> DATASET RECORDS
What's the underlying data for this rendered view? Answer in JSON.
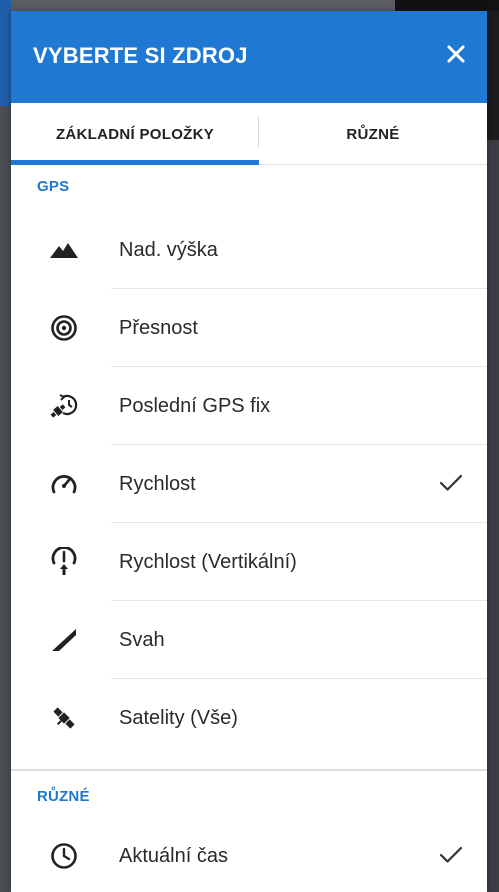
{
  "dialog": {
    "title": "VYBERTE SI ZDROJ",
    "close_icon": "close-icon"
  },
  "tabs": [
    {
      "label": "ZÁKLADNÍ POLOŽKY",
      "active": true
    },
    {
      "label": "RŮZNÉ",
      "active": false
    }
  ],
  "sections": {
    "gps": {
      "title": "GPS",
      "items": [
        {
          "label": "Nad. výška",
          "icon": "mountain-icon",
          "checked": false
        },
        {
          "label": "Přesnost",
          "icon": "target-icon",
          "checked": false
        },
        {
          "label": "Poslední GPS fix",
          "icon": "satellite-clock-icon",
          "checked": false
        },
        {
          "label": "Rychlost",
          "icon": "speedometer-icon",
          "checked": true
        },
        {
          "label": "Rychlost (Vertikální)",
          "icon": "vertical-speed-icon",
          "checked": false
        },
        {
          "label": "Svah",
          "icon": "slope-icon",
          "checked": false
        },
        {
          "label": "Satelity (Vše)",
          "icon": "satellite-icon",
          "checked": false
        }
      ]
    },
    "ruzne": {
      "title": "RŮZNÉ",
      "items": [
        {
          "label": "Aktuální čas",
          "icon": "clock-icon",
          "checked": true
        }
      ]
    }
  },
  "colors": {
    "accent": "#1f78d1",
    "text": "#2a2a2a"
  }
}
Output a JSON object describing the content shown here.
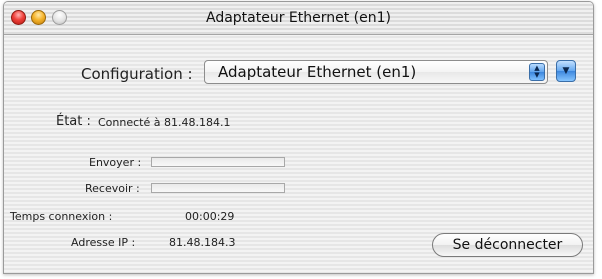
{
  "window": {
    "title": "Adaptateur Ethernet (en1)"
  },
  "config": {
    "label": "Configuration :",
    "value": "Adaptateur Ethernet (en1)"
  },
  "status": {
    "label": "État :",
    "value": "Connecté à 81.48.184.1"
  },
  "traffic": {
    "send_label": "Envoyer :",
    "send_level": 0,
    "receive_label": "Recevoir :",
    "receive_level": 0
  },
  "connection": {
    "time_label": "Temps connexion :",
    "time_value": "00:00:29",
    "ip_label": "Adresse IP :",
    "ip_value": "81.48.184.3"
  },
  "actions": {
    "disconnect_label": "Se déconnecter"
  },
  "icons": {
    "close": "close-icon",
    "minimize": "minimize-icon",
    "zoom": "zoom-icon",
    "popup_arrows": "updown-arrows-icon",
    "menu": "chevron-down-icon"
  },
  "colors": {
    "close": "#f0413b",
    "minimize": "#f6b52d",
    "accent": "#3d87de"
  }
}
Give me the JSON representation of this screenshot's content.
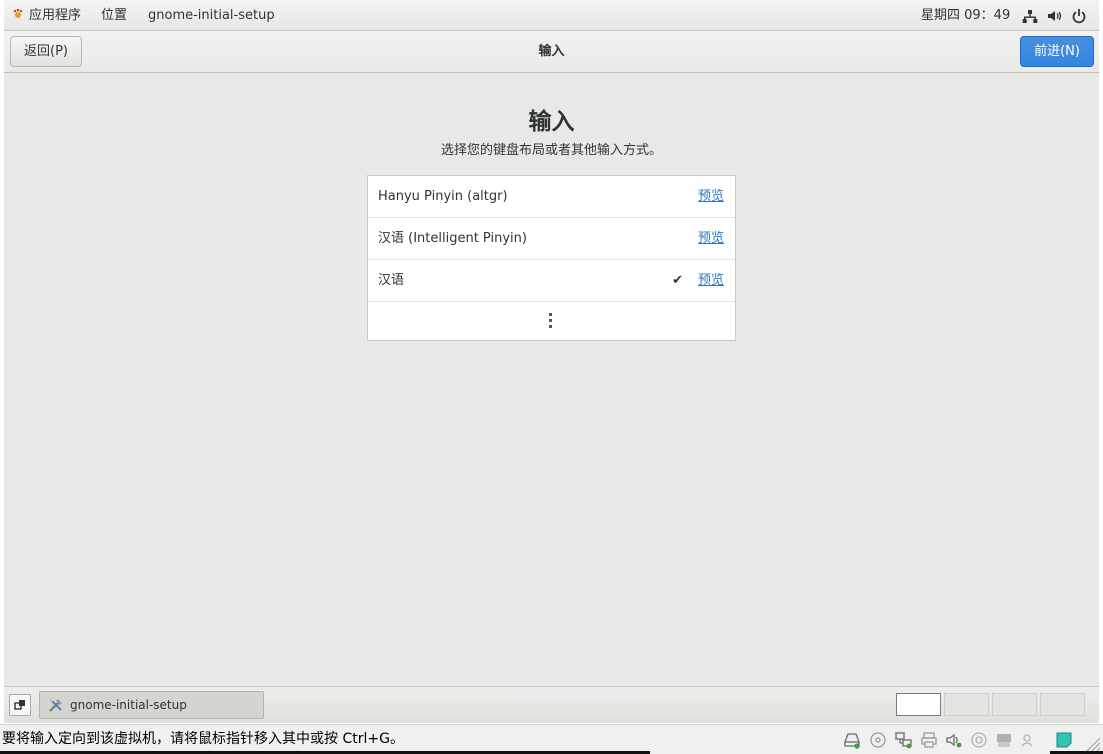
{
  "top_panel": {
    "applications_label": "应用程序",
    "places_label": "位置",
    "app_name": "gnome-initial-setup",
    "clock": "星期四 09：49"
  },
  "header": {
    "back_label": "返回(P)",
    "title": "输入",
    "next_label": "前进(N)"
  },
  "main": {
    "heading": "输入",
    "subtitle": "选择您的键盘布局或者其他输入方式。",
    "sources": [
      {
        "label": "Hanyu Pinyin (altgr)",
        "preview": "预览",
        "selected": false
      },
      {
        "label": "汉语 (Intelligent Pinyin)",
        "preview": "预览",
        "selected": false
      },
      {
        "label": "汉语",
        "preview": "预览",
        "selected": true,
        "check": "✔"
      }
    ]
  },
  "bottom_panel": {
    "task_label": "gnome-initial-setup",
    "workspace_count": 4,
    "active_workspace": 1
  },
  "host_status": {
    "message": "要将输入定向到该虚拟机，请将鼠标指针移入其中或按 Ctrl+G。"
  },
  "colors": {
    "accent": "#3584e4",
    "link": "#2a76c6",
    "background": "#e8e8e7"
  }
}
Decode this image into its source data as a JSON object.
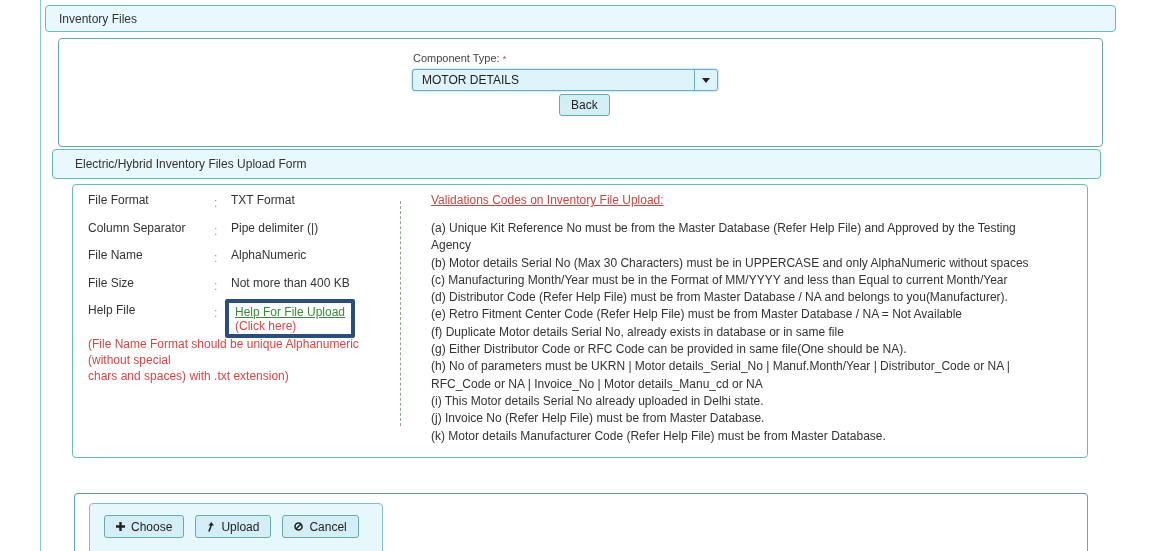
{
  "panel": {
    "title": "Inventory Files"
  },
  "component_type": {
    "label": "Component Type:",
    "required_mark": "*",
    "value": "MOTOR DETAILS"
  },
  "back_button": "Back",
  "form": {
    "title": "Electric/Hybrid Inventory Files Upload Form",
    "specs": [
      {
        "label": "File Format",
        "separator": ":",
        "value": "TXT Format",
        "kind": "text"
      },
      {
        "label": "Column Separator",
        "separator": ":",
        "value": "Pipe delimiter (|)",
        "kind": "text"
      },
      {
        "label": "File Name",
        "separator": ":",
        "value": "AlphaNumeric",
        "kind": "text"
      },
      {
        "label": "File Size",
        "separator": ":",
        "value": "Not more than 400 KB",
        "kind": "text"
      },
      {
        "label": "Help File",
        "separator": ":",
        "value": "Help For File Upload",
        "hint": "(Click here)",
        "kind": "link",
        "highlighted": true
      }
    ],
    "note_lines": [
      "(File Name Format should be unique Alphanumeric",
      "(without special",
      "chars and spaces) with .txt extension)"
    ],
    "validations_title": "Validations Codes on Inventory File Upload:",
    "validations": [
      "(a) Unique Kit Reference No must be from the Master Database (Refer Help File) and Approved by the Testing Agency",
      "(b) Motor details Serial No (Max 30 Characters) must be in UPPERCASE and only AlphaNumeric without spaces",
      "(c) Manufacturing Month/Year must be in the Format of MM/YYYY and less than Equal to current Month/Year",
      "(d) Distributor Code (Refer Help File) must be from Master Database / NA and belongs to you(Manufacturer).",
      "(e) Retro Fitment Center Code (Refer Help File) must be from Master Database / NA = Not Available",
      "(f) Duplicate Motor details Serial No, already exists in database or in same file",
      "(g) Either Distributor Code or RFC Code can be provided in same file(One should be NA).",
      "(h) No of parameters must be UKRN | Motor details_Serial_No | Manuf.Month/Year | Distributor_Code or NA | RFC_Code or NA | Invoice_No | Motor details_Manu_cd or NA",
      "(i) This Motor details Serial No already uploaded in Delhi state.",
      "(j) Invoice No (Refer Help File) must be from Master Database.",
      "(k) Motor details Manufacturer Code (Refer Help File) must be from Master Database."
    ]
  },
  "upload_buttons": [
    {
      "label": "Choose",
      "kind": "add"
    },
    {
      "label": "Upload",
      "kind": "upload"
    },
    {
      "label": "Cancel",
      "kind": "cancel"
    }
  ]
}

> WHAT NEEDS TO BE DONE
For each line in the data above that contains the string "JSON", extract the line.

> RESPONSE AREA
What's the underlying data for this rendered view? Answer in JSON.
Output a JSON object describing the content shown here.
Give me the JSON representation of this screenshot's content.
Decode this image into its source data as a JSON object.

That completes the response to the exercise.